In order to utilize your limited resources, you have to make wise choices. If, for example, you offer a B2B product, you will soon notice, how vast even limited segments are. In a big company with many employees you need to find the right door to set your foot into. You have to be sharp to evoke interest.
2. Create networks
Internationally merely having a good product is not enough. At least as important is to find the right people and the right way to approach them. Outside Finland, you will find yourself in a different, softer and less fact-based culture, which has to be recognized and adapted to. You cannot make it internationally without actually locating.
3. Listen and understand

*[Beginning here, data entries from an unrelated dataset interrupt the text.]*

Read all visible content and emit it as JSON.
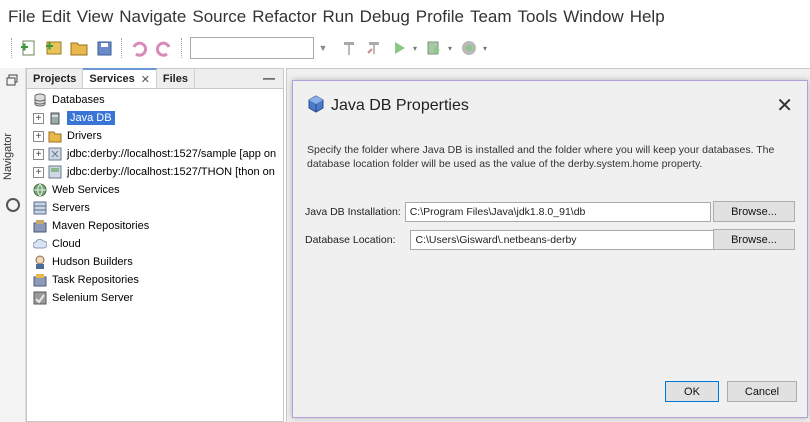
{
  "menubar": {
    "items": [
      "File",
      "Edit",
      "View",
      "Navigate",
      "Source",
      "Refactor",
      "Run",
      "Debug",
      "Profile",
      "Team",
      "Tools",
      "Window",
      "Help"
    ]
  },
  "toolbar": {
    "icons": [
      "new-file-icon",
      "new-project-icon",
      "open-project-icon",
      "save-all-icon",
      "undo-icon",
      "redo-icon",
      "hammer-icon",
      "clean-build-icon",
      "run-icon",
      "debug-icon",
      "profile-icon"
    ],
    "config_combo_value": ""
  },
  "leftstrip": {
    "navigator_label": "Navigator"
  },
  "panel": {
    "tabs": [
      {
        "label": "Projects",
        "close": ""
      },
      {
        "label": "Services",
        "close": "✕"
      },
      {
        "label": "Files",
        "close": ""
      }
    ],
    "minimize": "—",
    "tree": [
      {
        "label": "Databases",
        "icon": "database-icon",
        "level": 0,
        "expander": ""
      },
      {
        "label": "Java DB",
        "icon": "javadb-icon",
        "level": 1,
        "expander": "+",
        "selected": true
      },
      {
        "label": "Drivers",
        "icon": "drivers-icon",
        "level": 1,
        "expander": "+"
      },
      {
        "label": "jdbc:derby://localhost:1527/sample [app on",
        "icon": "connection-icon",
        "level": 1,
        "expander": "+"
      },
      {
        "label": "jdbc:derby://localhost:1527/THON [thon on",
        "icon": "connection-icon",
        "level": 1,
        "expander": "+"
      },
      {
        "label": "Web Services",
        "icon": "web-services-icon",
        "level": 0,
        "expander": ""
      },
      {
        "label": "Servers",
        "icon": "servers-icon",
        "level": 0,
        "expander": ""
      },
      {
        "label": "Maven Repositories",
        "icon": "maven-icon",
        "level": 0,
        "expander": ""
      },
      {
        "label": "Cloud",
        "icon": "cloud-icon",
        "level": 0,
        "expander": ""
      },
      {
        "label": "Hudson Builders",
        "icon": "hudson-icon",
        "level": 0,
        "expander": ""
      },
      {
        "label": "Task Repositories",
        "icon": "task-repo-icon",
        "level": 0,
        "expander": ""
      },
      {
        "label": "Selenium Server",
        "icon": "selenium-icon",
        "level": 0,
        "expander": ""
      }
    ]
  },
  "dialog": {
    "title": "Java DB Properties",
    "close": "✕",
    "description": "Specify the folder where Java DB is installed and the folder where you will keep your databases. The database location folder will be used as the value of the derby.system.home property.",
    "installation_label": "Java DB Installation:",
    "installation_value": "C:\\Program Files\\Java\\jdk1.8.0_91\\db",
    "location_label": "Database Location:",
    "location_value": "C:\\Users\\Gisward\\.netbeans-derby",
    "browse_label": "Browse...",
    "ok_label": "OK",
    "cancel_label": "Cancel"
  },
  "colors": {
    "selection": "#3875d7",
    "dialog_border": "#b4a0d8",
    "default_button_border": "#0078d7"
  }
}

In branding it is not relevant, whether your logo is red or blue. Instead, you must listen to and understand the customer. You will reap the benefits if your brand is based on a genuine competitive advantage and you work systematically to push it. When a brand is meticulously planned, the marketing actions are easier to choose, and they are also more effective. Success cannot, however, be guaranteed. Often the best way to proceed is to try different approaches, measure the results and change directions when needed. Courage is always a necessity, nobody is interested in a lukewarm approach.
4. Test your message
Many a successful international company believes in research. In a new market, the feedback about the product should be listened to carefully before bigger push. Does a message created in Finland also work in the target area? A market survey can give you definite answers. If there are not enough resources for a research, you have to listen to the customers ever more attentively. A shot in the dark will be of no use.
5. Believe in yourself
When you know, what the competitive advantages are, march out boldly with them. You don’t have to lie, but Finnish modesty should be left out. In Finland we develop excellent services and concepts, but they are easily left out in the shadow when others communicate more boldly about much weaker products.
6. Find professional help
The founders of a company are seldom experts in internationalization, neither do they have to be. Professional guidance can be found. Especially small companies should first develop their brand into a good shape with a Finnish partner. When searching for local partners in foreign countries, it is best to begin by asking for recommendations and visiting potential candidates. It is good to be honest in negotiations as to goals and the available money. It is important that the levels of ambition of both partners be on the same level. This way the future actions will be scaled right.
Read more from Pirjo and Mia: How to brand your company for success?
- Who: A founding partner at Saari Partners Oy, specialized in financial management, financing and working processes. Member of the Board of Directors, Arctia Ltd
- Education: MBA, Helsinki School of Economics. Bachelor’s degree in International Business and Finance, The George Washington University
- Experience: Group CFO, Lumene, CFO, L’Oréal Nordic countries, Senior Vice President, Evli Optiot, Chief Dealer and Dealer, The Bank of Finland.
- Who: A founding partner at Saari Partners Oy, specialized in brand-building and Go-To-Market. Board Member of Tecnoware Oy
- Education: Master of Science (econ.), Aalto University School of Business
- Experience: Partner and Head of B-to-B unit, advertising agency Hasan & Partners. Program Manager, Go-To-Market, Nokia.
- A Finnish capital investor founded by Mikael Lönnroth, Pirjo Kiiski, Mia Sirkiä and Ben Wrede in 2018.
- Fund: Saari Partners manages a private equity fund (Saari I) that invests in Finnish small and mid-sized service companies with good entrepreneurial drive and potential to gain competitive edge through digitalisation, branding and consolidation. Saari I has capital commitments of 40 million euros. The life span of the fund is 10 years.
- Investors: In Saari I, investments by e.g. Tesi, Ilmarinen and pension insurance company Elo.
- Location: Helsinki